═══ EXCERPTED RECORDS

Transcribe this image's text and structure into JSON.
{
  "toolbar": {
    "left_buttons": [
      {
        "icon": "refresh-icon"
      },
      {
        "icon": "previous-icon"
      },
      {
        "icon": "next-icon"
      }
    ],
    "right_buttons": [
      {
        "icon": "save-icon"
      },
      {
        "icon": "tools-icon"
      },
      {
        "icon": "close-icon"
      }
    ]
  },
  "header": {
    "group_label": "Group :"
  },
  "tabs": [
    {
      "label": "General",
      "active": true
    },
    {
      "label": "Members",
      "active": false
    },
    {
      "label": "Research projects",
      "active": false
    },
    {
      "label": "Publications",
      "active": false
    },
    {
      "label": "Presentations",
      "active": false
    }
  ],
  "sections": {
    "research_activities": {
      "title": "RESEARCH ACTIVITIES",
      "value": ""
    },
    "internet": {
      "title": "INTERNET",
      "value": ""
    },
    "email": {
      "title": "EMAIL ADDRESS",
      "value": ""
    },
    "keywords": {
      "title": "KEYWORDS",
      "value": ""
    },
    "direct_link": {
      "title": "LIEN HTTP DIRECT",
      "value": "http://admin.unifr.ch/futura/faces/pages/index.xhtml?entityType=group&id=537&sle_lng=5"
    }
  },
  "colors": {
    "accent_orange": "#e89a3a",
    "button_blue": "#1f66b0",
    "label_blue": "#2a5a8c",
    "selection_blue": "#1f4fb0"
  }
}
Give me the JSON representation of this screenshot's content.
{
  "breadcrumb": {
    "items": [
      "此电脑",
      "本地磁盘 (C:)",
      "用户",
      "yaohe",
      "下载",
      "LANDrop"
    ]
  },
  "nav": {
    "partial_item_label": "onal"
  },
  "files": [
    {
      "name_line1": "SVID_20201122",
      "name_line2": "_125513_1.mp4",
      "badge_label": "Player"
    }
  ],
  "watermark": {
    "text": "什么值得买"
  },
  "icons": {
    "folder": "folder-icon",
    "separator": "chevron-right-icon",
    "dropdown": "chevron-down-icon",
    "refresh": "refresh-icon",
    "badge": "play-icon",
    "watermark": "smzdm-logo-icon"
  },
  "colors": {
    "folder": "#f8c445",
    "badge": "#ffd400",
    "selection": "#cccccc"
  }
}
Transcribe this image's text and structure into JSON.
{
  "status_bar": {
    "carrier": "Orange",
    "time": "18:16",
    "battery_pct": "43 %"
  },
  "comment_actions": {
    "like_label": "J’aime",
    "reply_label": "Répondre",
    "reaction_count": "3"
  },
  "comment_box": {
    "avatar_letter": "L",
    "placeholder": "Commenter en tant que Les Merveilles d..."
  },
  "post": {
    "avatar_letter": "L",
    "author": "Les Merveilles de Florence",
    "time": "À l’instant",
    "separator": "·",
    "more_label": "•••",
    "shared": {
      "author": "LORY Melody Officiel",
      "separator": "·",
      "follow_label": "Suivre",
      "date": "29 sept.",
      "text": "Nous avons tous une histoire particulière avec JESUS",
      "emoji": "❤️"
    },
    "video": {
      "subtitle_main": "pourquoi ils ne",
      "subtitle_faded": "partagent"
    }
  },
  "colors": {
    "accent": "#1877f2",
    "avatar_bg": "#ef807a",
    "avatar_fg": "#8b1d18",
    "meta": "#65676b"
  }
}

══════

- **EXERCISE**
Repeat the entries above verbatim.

- **RESULT**
Transcribe this image's text and structure into JSON.
{
  "toolbar": {
    "left_buttons": [
      {
        "icon": "refresh-icon"
      },
      {
        "icon": "previous-icon"
      },
      {
        "icon": "next-icon"
      }
    ],
    "right_buttons": [
      {
        "icon": "save-icon"
      },
      {
        "icon": "tools-icon"
      },
      {
        "icon": "close-icon"
      }
    ]
  },
  "header": {
    "group_label": "Group :"
  },
  "tabs": [
    {
      "label": "General",
      "active": true
    },
    {
      "label": "Members",
      "active": false
    },
    {
      "label": "Research projects",
      "active": false
    },
    {
      "label": "Publications",
      "active": false
    },
    {
      "label": "Presentations",
      "active": false
    }
  ],
  "sections": {
    "research_activities": {
      "title": "RESEARCH ACTIVITIES",
      "value": ""
    },
    "internet": {
      "title": "INTERNET",
      "value": ""
    },
    "email": {
      "title": "EMAIL ADDRESS",
      "value": ""
    },
    "keywords": {
      "title": "KEYWORDS",
      "value": ""
    },
    "direct_link": {
      "title": "LIEN HTTP DIRECT",
      "value": "http://admin.unifr.ch/futura/faces/pages/index.xhtml?entityType=group&id=537&sle_lng=5"
    }
  },
  "colors": {
    "accent_orange": "#e89a3a",
    "button_blue": "#1f66b0",
    "label_blue": "#2a5a8c",
    "selection_blue": "#1f4fb0"
  }
}
Give me the JSON representation of this screenshot's content.
{
  "breadcrumb": {
    "items": [
      "此电脑",
      "本地磁盘 (C:)",
      "用户",
      "yaohe",
      "下载",
      "LANDrop"
    ]
  },
  "nav": {
    "partial_item_label": "onal"
  },
  "files": [
    {
      "name_line1": "SVID_20201122",
      "name_line2": "_125513_1.mp4",
      "badge_label": "Player"
    }
  ],
  "watermark": {
    "text": "什么值得买"
  },
  "icons": {
    "folder": "folder-icon",
    "separator": "chevron-right-icon",
    "dropdown": "chevron-down-icon",
    "refresh": "refresh-icon",
    "badge": "play-icon",
    "watermark": "smzdm-logo-icon"
  },
  "colors": {
    "folder": "#f8c445",
    "badge": "#ffd400",
    "selection": "#cccccc"
  }
}
Transcribe this image's text and structure into JSON.
{
  "status_bar": {
    "carrier": "Orange",
    "time": "18:16",
    "battery_pct": "43 %"
  },
  "comment_actions": {
    "like_label": "J’aime",
    "reply_label": "Répondre",
    "reaction_count": "3"
  },
  "comment_box": {
    "avatar_letter": "L",
    "placeholder": "Commenter en tant que Les Merveilles d..."
  },
  "post": {
    "avatar_letter": "L",
    "author": "Les Merveilles de Florence",
    "time": "À l’instant",
    "separator": "·",
    "more_label": "•••",
    "shared": {
      "author": "LORY Melody Officiel",
      "separator": "·",
      "follow_label": "Suivre",
      "date": "29 sept.",
      "text": "Nous avons tous une histoire particulière avec JESUS",
      "emoji": "❤️"
    },
    "video": {
      "subtitle_main": "pourquoi ils ne",
      "subtitle_faded": "partagent"
    }
  },
  "colors": {
    "accent": "#1877f2",
    "avatar_bg": "#ef807a",
    "avatar_fg": "#8b1d18",
    "meta": "#65676b"
  }
}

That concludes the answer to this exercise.